If you run an export-oriented company, you have to prepare for shocks. Perhaps you have to be on the lookout for other countries’ import policies; your own country’s subsidies; which potential new markets could open up etc. But the key assumption in each case is that there will always be demand; that at no point will the global economy collapse to the point that people will want to randomly stop importing your goods.
Well, tough luck: Covid-19 is one such unprecedented shock. And the Pakistani textile sector, which is so reliant on exports, has been very badly bruised.
Textile exports stood at $751 million in May 2020, or a 37% decline when compared to the exports worth $1.19 billion in May of last year. In a note issued to clients on June 17, analyst Ahmed Lakhani at JS Global pointed out that this was the second successive month of massive reduction in textile exports amid the global pandemic.
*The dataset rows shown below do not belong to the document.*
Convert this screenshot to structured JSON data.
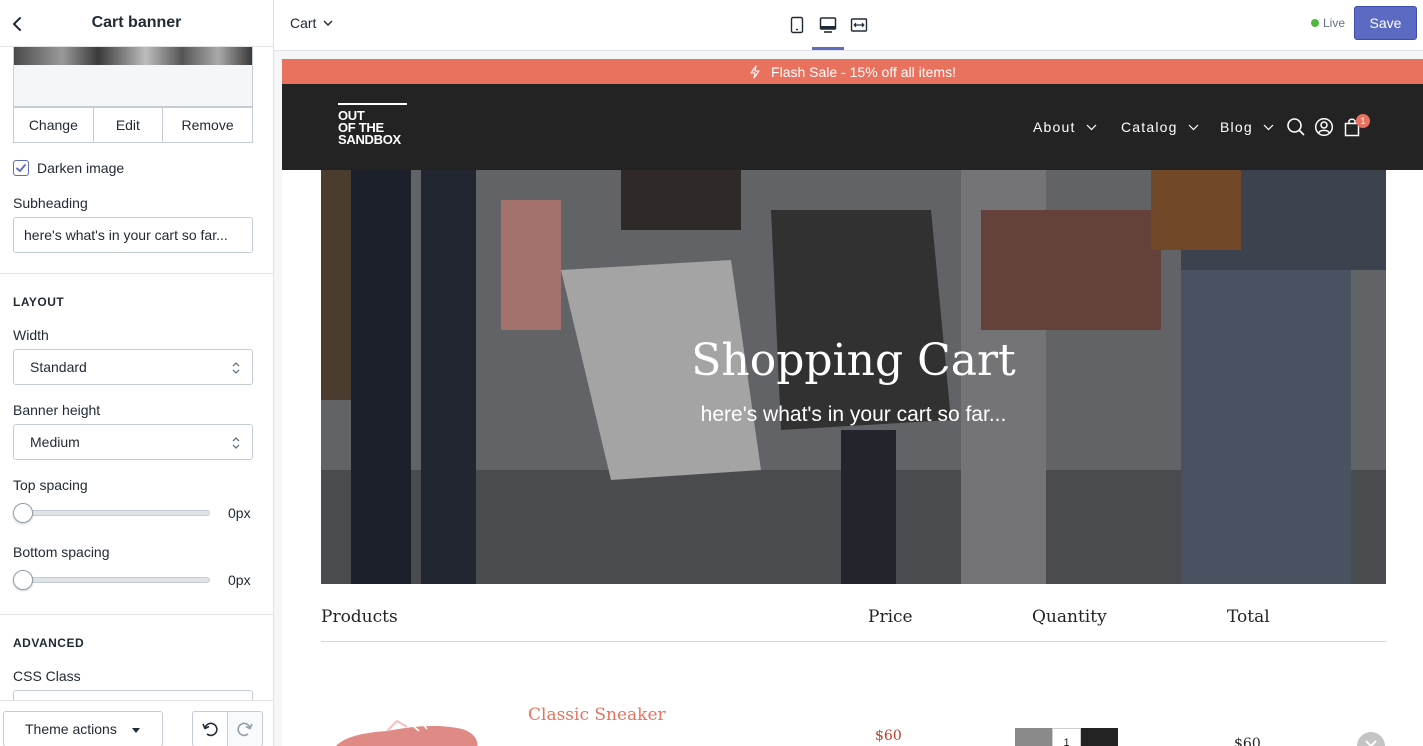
{
  "sidebar": {
    "title": "Cart banner",
    "image_actions": {
      "change": "Change",
      "edit": "Edit",
      "remove": "Remove"
    },
    "darken_image": {
      "label": "Darken image",
      "checked": true
    },
    "subheading": {
      "label": "Subheading",
      "value": "here's what's in your cart so far..."
    },
    "layout": {
      "section_title": "LAYOUT",
      "width": {
        "label": "Width",
        "value": "Standard"
      },
      "banner_height": {
        "label": "Banner height",
        "value": "Medium"
      },
      "top_spacing": {
        "label": "Top spacing",
        "value": "0px",
        "level": 0
      },
      "bottom_spacing": {
        "label": "Bottom spacing",
        "value": "0px",
        "level": 0
      }
    },
    "advanced": {
      "section_title": "ADVANCED",
      "css_class": {
        "label": "CSS Class",
        "value": ""
      }
    },
    "footer": {
      "theme_actions": "Theme actions"
    }
  },
  "topbar": {
    "page": "Cart",
    "status": "Live",
    "save": "Save"
  },
  "store": {
    "announcement": "Flash Sale - 15% off all items!",
    "logo_lines": [
      "OUT",
      "OF THE",
      "SANDBOX"
    ],
    "nav": [
      "About",
      "Catalog",
      "Blog"
    ],
    "cart_count": "1",
    "banner": {
      "title": "Shopping Cart",
      "subtitle": "here's what's in your cart so far..."
    },
    "table_headers": {
      "products": "Products",
      "price": "Price",
      "quantity": "Quantity",
      "total": "Total"
    },
    "item": {
      "name": "Classic Sneaker",
      "price": "$60",
      "quantity": "1",
      "total": "$60"
    }
  },
  "colors": {
    "accent": "#5c6ac4",
    "brand": "#e9725f",
    "header_bg": "#232323",
    "live": "#50b83c"
  }
}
In fact, all categories of textile exports witnessed double-digit declines. Exports of cotton yarn saw the steepest decline, from $107 million in May last year to $52 million in May this year, or a 51% decline. Highest value areas like garments (which stood at $252 million last May) and knitwear (which stood at $274 million last May), declined by 46% to $136 million, and 34% to $181 million this May respectively. The category of bedwear experienced the least amount of shock, but even that segment declined by 22% year-on-year from $188 million to $146 million.
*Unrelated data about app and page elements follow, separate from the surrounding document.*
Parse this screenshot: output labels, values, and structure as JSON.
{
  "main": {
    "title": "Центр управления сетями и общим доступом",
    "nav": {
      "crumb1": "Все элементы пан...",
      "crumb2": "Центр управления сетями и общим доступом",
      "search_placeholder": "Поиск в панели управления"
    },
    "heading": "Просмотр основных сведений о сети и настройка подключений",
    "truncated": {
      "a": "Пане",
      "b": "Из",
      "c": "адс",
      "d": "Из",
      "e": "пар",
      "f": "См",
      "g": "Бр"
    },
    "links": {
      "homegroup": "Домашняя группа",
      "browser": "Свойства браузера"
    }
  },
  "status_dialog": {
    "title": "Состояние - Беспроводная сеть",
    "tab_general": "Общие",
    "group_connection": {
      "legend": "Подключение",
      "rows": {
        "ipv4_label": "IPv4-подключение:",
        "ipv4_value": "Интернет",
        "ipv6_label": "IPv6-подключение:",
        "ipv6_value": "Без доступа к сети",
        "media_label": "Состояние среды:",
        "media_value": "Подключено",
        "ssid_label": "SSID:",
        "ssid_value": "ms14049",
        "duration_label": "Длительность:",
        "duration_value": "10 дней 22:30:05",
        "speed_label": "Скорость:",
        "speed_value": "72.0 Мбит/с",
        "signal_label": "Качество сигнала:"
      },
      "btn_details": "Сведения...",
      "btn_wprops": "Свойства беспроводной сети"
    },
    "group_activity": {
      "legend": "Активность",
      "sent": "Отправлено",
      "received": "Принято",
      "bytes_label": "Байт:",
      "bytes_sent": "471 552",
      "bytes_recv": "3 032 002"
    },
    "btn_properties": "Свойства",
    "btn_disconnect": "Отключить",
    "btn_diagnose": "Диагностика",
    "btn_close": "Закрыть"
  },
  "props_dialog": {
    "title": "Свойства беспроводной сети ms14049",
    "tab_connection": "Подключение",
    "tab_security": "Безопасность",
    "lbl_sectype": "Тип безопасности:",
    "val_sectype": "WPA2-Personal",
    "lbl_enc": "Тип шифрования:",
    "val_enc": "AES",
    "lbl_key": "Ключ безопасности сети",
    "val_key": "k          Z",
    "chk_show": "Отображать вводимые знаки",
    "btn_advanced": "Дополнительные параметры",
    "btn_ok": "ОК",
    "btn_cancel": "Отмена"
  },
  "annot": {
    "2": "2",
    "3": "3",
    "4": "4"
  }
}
In fact, the only silver lining the textile industry has is that at least the month of May was not as bad as April. That particular month, which saw exports decline by 65% year-on-year to $404 million, represented a historic, multi-decade low.
Most of that was aggravated by an extremely strict lockdown in Pakistan, but also global lockdowns around the world, which had begun to kick in in March and April. As a June 17 report from Taurus Securities pointed out, there was also a delay in shipments to major markets, such as the US and Europe, which were severely affected due to Covid-19.
One good thing that can be said is that the base level of April was so low, that May figures actually look like a solid rebound: exports in May shot up 86% when compared to April. Every single export segment showed a double-digit month-on-month increase, with segments like towels and garments increasing 127% MoM and 121% MoM respectively.
It is important to note that the actual share of the composition of segments has remained unchanged. So in May, knitwear remained at 24%, bedwear at 19%, ready-made garments at 18%, cotton cloth at 13% and others at 25%, respectively.
On a monthly basis, the share of textiles in total exports in Pakistan declined to 42% in April, and 53.8% in May.
However, if one looks at the period of the first eleven months of the fiscal year 2020, the share of textiles in total exports of Pakistan remained unchanged at around 59.5%, compared to 59% for the same period last year.
However, during that same eleven month period, textile exports were down by 6% year-on-year to $11.6 billion, with double digit declines in yarn and cotton cloth (13% and 12% respectively), while categories like knitwear and garments also stayed firmly negative.
According to Lakhani, textile exports are expected to recover gradually from the lows of April and May, but remain lower on a yearly basis over the next few months.
“To tap weak (but recovering) global demand, it is crucial to develop new channels amid a dynamic scenario (such as export of masks and PPEs), while simultaneously ensuring adherence to safety SOPs on the domestic front to ensure the situation does not worsen,” notes Lakhani.
Previously, on April 23, the Adviser to the Prime Minister on Commerce and Investment Abdul Razak Dawood had said that the federal government had allowed the export of textile masks, though it would not apply to surgical and N95 masks.
However, there is a slight problem with this logic. While the textile industry has somewhat reoriented itself towards exporting masks and creating PPEs, with varying levels of success, the orders are simply not enough to make up for the loss in other segments. In reality, most of these ‘new channels’ are often one time, non-repetitive, and have low margins.
Meanwhile, companies have to deal with other problems simultaneously, such as advance order books, which are usually booked for three to six months, have also been reduced to a few days. There is also quite a fair bit of backlog currently, as many clients cancelled unexpectedly due to a lack of demand.
The triple whammy of unprecedented weak demand, plant underutilization, and lower prices are going to severely affect the textile industry and its ability to export in the coming months.
No wonder then, that a few months ago, the All Pakistan Textile Mills Association Executive Director Shahid Sattar grumbled that the future outlook for textile markets is ‘extremely bleak’, and that the cash flow crisis was even more acute for indirect exporters.
That same organization released a press release on June 23, in which it rejected the recently announced budget, and asked the government to competitively price energy, lower sales tax, and have the turnover tax reduced from 1.5% to 0.5%.